The solar Investment Tax Credit (ITC) is one of the most important federal policy mechanisms to support the growth of solar energy in the United States. Since the ITC was enacted in 2006, the U.S. solar industry has grown by more than 10,000% – creating hundreds of thousands of jobs and investing billions of dollars in the U.S. economy in the process. In 2020, SEIA successfully advocated for a two-year delay of the credit stepdown, which has provided critical stability for businesses enduring the economic effects of the COVID-19 crisis.
How Does the Solar Investment Tax Credit Work?
The ITC is currently a 26 percent federal tax credit claimed against the tax liability of residential (under Section 25D) and commercial and utility (under Section 48) investors in solar energy property. The Section 25D residential ITC allows the homeowner to apply the credit to their personal income taxes. This credit is used when homeowners purchase solar systems outright and have them installed on their homes. In the case of the Section 48 credit, the business that installs, develops, and/or finances the project claims the credit.

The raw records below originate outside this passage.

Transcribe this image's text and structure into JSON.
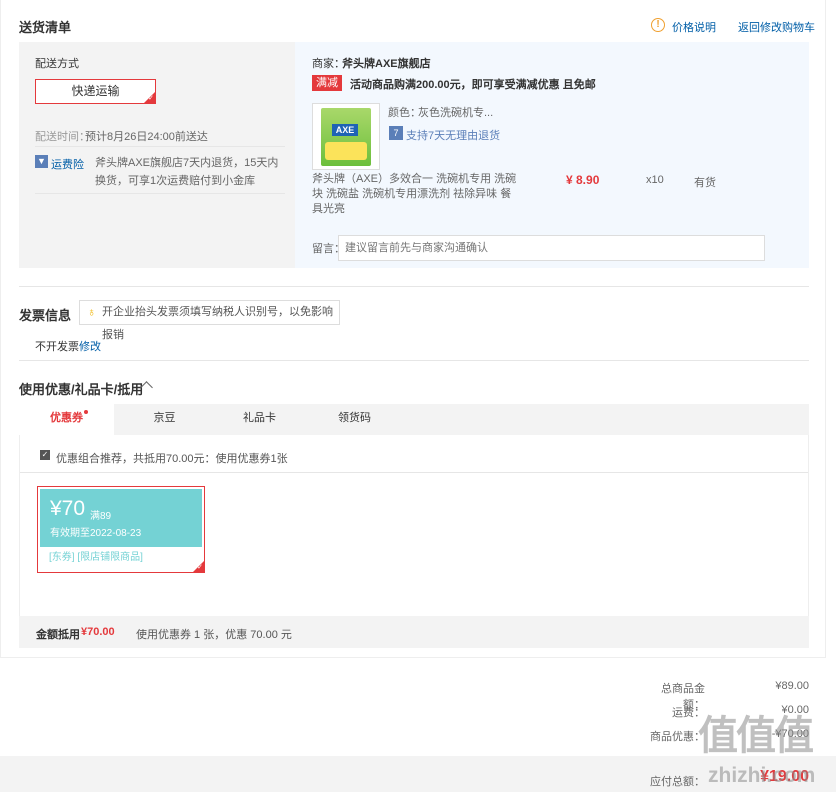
{
  "delivery": {
    "title": "送货清单",
    "price_info_label": "价格说明",
    "back_to_cart_label": "返回修改购物车",
    "method_title": "配送方式",
    "method_button": "快递运输",
    "time_label": "配送时间：",
    "time_value": "预计8月26日24:00前送达",
    "insurance_label": "运费险",
    "insurance_text": "斧头牌AXE旗舰店7天内退货，15天内换货，可享1次运费赔付到小金库"
  },
  "shop": {
    "seller_label": "商家：",
    "seller_name": "斧头牌AXE旗舰店",
    "promo_tag": "满减",
    "promo_text": "活动商品购满200.00元，即可享受满减优惠 且免邮",
    "product": {
      "color_label": "颜色：",
      "color_value": "灰色洗碗机专...",
      "return_tag": "7",
      "return_text": "支持7天无理由退货",
      "name": "斧头牌（AXE）多效合一 洗碗机专用 洗碗块 洗碗盐 洗碗机专用漂洗剂 祛除异味 餐具光亮",
      "price": "¥ 8.90",
      "quantity": "x10",
      "stock": "有货",
      "brand_mark": "AXE"
    },
    "remark_label": "留言：",
    "remark_placeholder": "建议留言前先与商家沟通确认"
  },
  "invoice": {
    "title": "发票信息",
    "tip": "开企业抬头发票须填写纳税人识别号，以免影响报销",
    "value": "不开发票",
    "edit_label": "修改"
  },
  "discount": {
    "title": "使用优惠/礼品卡/抵用",
    "tabs": [
      {
        "label": "优惠券"
      },
      {
        "label": "京豆"
      },
      {
        "label": "礼品卡"
      },
      {
        "label": "领货码"
      }
    ],
    "combo_text": "优惠组合推荐，共抵用70.00元：使用优惠券1张",
    "coupon": {
      "amount": "¥70",
      "condition": "满89",
      "validity": "有效期至2022-08-23",
      "scope": "[东券] [限店铺限商品]"
    },
    "deduct_label": "金额抵用",
    "deduct_value": "¥70.00",
    "deduct_detail": "使用优惠券 1 张，优惠 70.00 元"
  },
  "summary": {
    "total_label": "总商品金额：",
    "total_value": "¥89.00",
    "shipping_label": "运费：",
    "shipping_value": "¥0.00",
    "discount_label": "商品优惠：",
    "discount_value": "-¥70.00",
    "payable_label": "应付总额：",
    "payable_value": "¥19.00"
  },
  "watermark": {
    "glyphs": "值值值",
    "site": "zhizhi.com"
  },
  "colors": {
    "accent": "#e4393c",
    "link": "#005ea7",
    "coupon": "#74d2d4"
  }
}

A tax credit is a dollar-for-dollar reduction in the income taxes that a person or company would otherwise pay the federal government. The ITC is based on the amount of investment in solar property. Both the residential and commercial ITC are currently equal to 26 percent of the basis that is invested in eligible solar property which has begun construction through 2022. The ITC then steps down according to the following schedule: